Transaction services revenue fell 37 percent to $24.0 million, primarily due to a decline in auto loan applications. Subscription services revenue increased 25 percent to $27.9 million, helped by a seven percent increase in member dealers (to 14,646) and a 16 percent climb in average monthly spend per subscriber (to $635).
At the end of first quarter, DealerTrack had 736 financing sources in its network, a net gain of three members from year-end. Despite the slow pace of enrollment, O’Neil said on the call that he still believes the company could add some 100 new lenders in 2009. Stability in the credit markets and an increase in the number of lender-members should boost transaction volumes. However, alternative financing sources, such as RouteOne and Open Dealer Exchange [a joint venture from ADP and Reynolds & Reynolds] could present competitive headwinds in the loan origination business.

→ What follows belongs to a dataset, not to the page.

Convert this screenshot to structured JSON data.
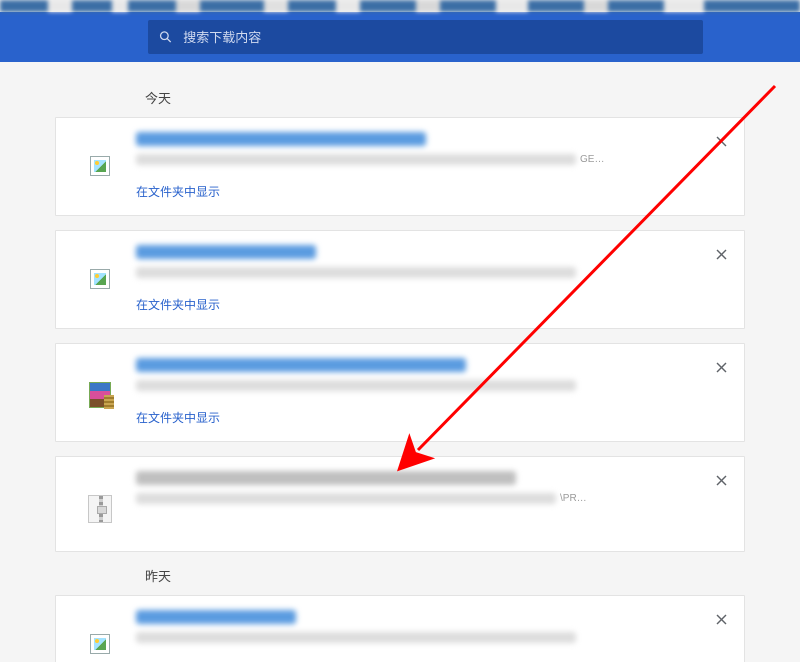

The company has yet to quantify the effect Chrysler’s shut down of 25 percent of its 3,200 U.S. dealers and GM’s closure of about 2,600 of its 6,200 domestic dealerships will have on subscription sales [including the percent contribution from recurring fees]. At March 31, more than 55 percent of Chrysler dealers and 52 percent of GM dealers had subscriptions for one or more DealerTrack products.
Although the number of active dealers on the network impacts the number of lender –to- dealer relationships, O’Neil insists that transaction volume will not necessarily be impacted by a decline in the number of lenders, declaring: “Our data shows that while consumers may shop at more than one dealership for a car, they generally apply for credit at only one.”
Until a definitive picture emerges on the financial impact resulting from subscription cancellations, we prefer to avoid the purchase of DealerTrack shares.
Editor David J Phillips does not hold a financial interest in any stocks mentioned in this article. The 10Q Detective has a Full Disclosure Policy.